No matter how gently he tried to add those “buts”, the story would likely end with a deflated mommy (and a dead daddy).
It’s a special day. You’ve brought home your first piece of homework to show your mom. You’re excited to sit down with her and show her all the wonderful things you’ve learned in school.
You work at the preparation all day… reading the story, drawing a picture about it and writing the very-most-awesomely-amazing book report you can. You look back on your efforts and are proud and nervous.
Your mommy walks in and says… “Oh honey! You read that page SO well. But that word right there is really kitten, not cat.”
“The picture is very colorful… I’m so happy with what you’ve done. But I think you forgot to put a nose on the little boy.”

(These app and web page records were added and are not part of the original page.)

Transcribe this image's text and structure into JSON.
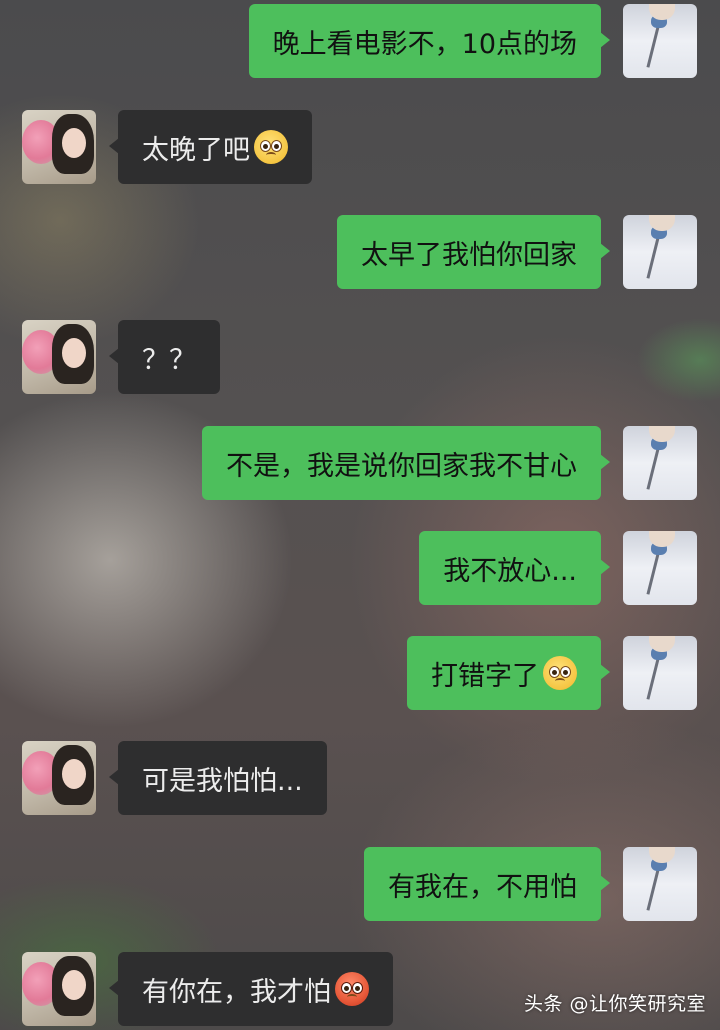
{
  "messages": [
    {
      "side": "right",
      "text": "晚上看电影不，10点的场"
    },
    {
      "side": "left",
      "text": "太晚了吧",
      "emoji": "flushed-face-emoji"
    },
    {
      "side": "right",
      "text": "太早了我怕你回家"
    },
    {
      "side": "left",
      "text": "？？"
    },
    {
      "side": "right",
      "text": "不是，我是说你回家我不甘心"
    },
    {
      "side": "right",
      "text": "我不放心..."
    },
    {
      "side": "right",
      "text": "打错字了",
      "emoji": "pleading-face-emoji"
    },
    {
      "side": "left",
      "text": "可是我怕怕..."
    },
    {
      "side": "right",
      "text": "有我在，不用怕"
    },
    {
      "side": "left",
      "text": "有你在，我才怕",
      "emoji": "angry-face-emoji"
    }
  ],
  "watermark": "头条 @让你笑研究室",
  "colors": {
    "sent_bubble": "#4dbf5c",
    "received_bubble": "#2e2e2f",
    "sent_text": "#111111",
    "received_text": "#ececec"
  }
}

“Your printing looks wonderful, but I think you’ve forgotten to put periods at the end of your sentences.”
No matter how gently mommy tried to add those “buts”, the story would likely end with a deflated child.
The most damaging word in the English language is a simple, 3 letter conjunction. It can destroy self-confidence and motivation. It should be used with extreme caution!
When you sit down to learn with your child, decide before hand what your hidden message will be. Are you going to be focusing on math? Science? Writing style? Spelling? Punctuation? Following instructions? Once you decide, stick to your guns. Only “BUT” in when the children have made an error in your lesson of choice. If you're working on math, let the punctuation slide. If you're working on creativity, don't worry so much about spelling.
For the other aspects of what they’ve done, just let it go today… if you notice they’re making lots of errors in an area, choose to focus on that area the next day. Maintain a balance between observing, planning for future lessons and constructive criticism. They don't have to go from kindergarten to college in a week.
Moms... minimize your buts! *wink*
You’re a mom! (dad/grandma/etc) and you’re brilliant. You know darn well what works for your kids so don’t be second-guessing yourself just because someone else says “My Tiffany is reading at a Grade 4 level and she hasn’t even started school yet…”
Well, I bet Tiffany can’t make up a story out of thin air that any grade 4 would find an interesting read like My Tasha can *wink*. Each kid is different and learns different things at different rates… don’t fret it. Build on the skills they have and sneak in the skills they don’t have while gazing at dinosaur bones.
Every child learns a bit differently. I have two girls and at the ripe old ages of 6 and “almost 3”, they’ve already begun to demonstrate differences in subject preferences and learning styles.
Tasha (now Age 6) loved free-time coloring and drawing when she was younger … still does, actually. When craft-time rolled around, she liked a bunch of stuff plopped in front of her and then exercised her “free will” rather forcefully *grin*. She had a hard time following directions for structured crafts and was often frustrated with the process. In school now, her favorite activity is writing in her Journal… again demonstrating an astounding ability and level of patience when making up her own stories. She is not nearly so impressive when she’s supposed to be completing a more structured project (but I still think she’s amazing!)
Kaitlyn, on the other hand, likes more structured craft making. She likes to know what she’s supposed to make and where the pieces are supposed to go. Although not very creative on her own, she is extremely proficient at getting things put together correctly. She listens very carefully to instructions and follows through on what needs to be done. She’s always very proud when she gets it right!
I wanted to mention this right off the bat, because I’m going to give a variety of different ideas for learning with your kids over the next few weeks. Some will work for you and some won’t. Don’t do it just because it’s in a book or on a computer screen. Try, try again until you find the routine that works for you. And then share it with others!
Also, every child has “moods”. One day, journal writing is the fun thing and the next it’s junior science. Be flexible, give choices, let THEM decide. You don’t actually have a curriculum to cover tonight… it can’t hurt to change your plans a smidge. And, you don’t have 30 different kids to please!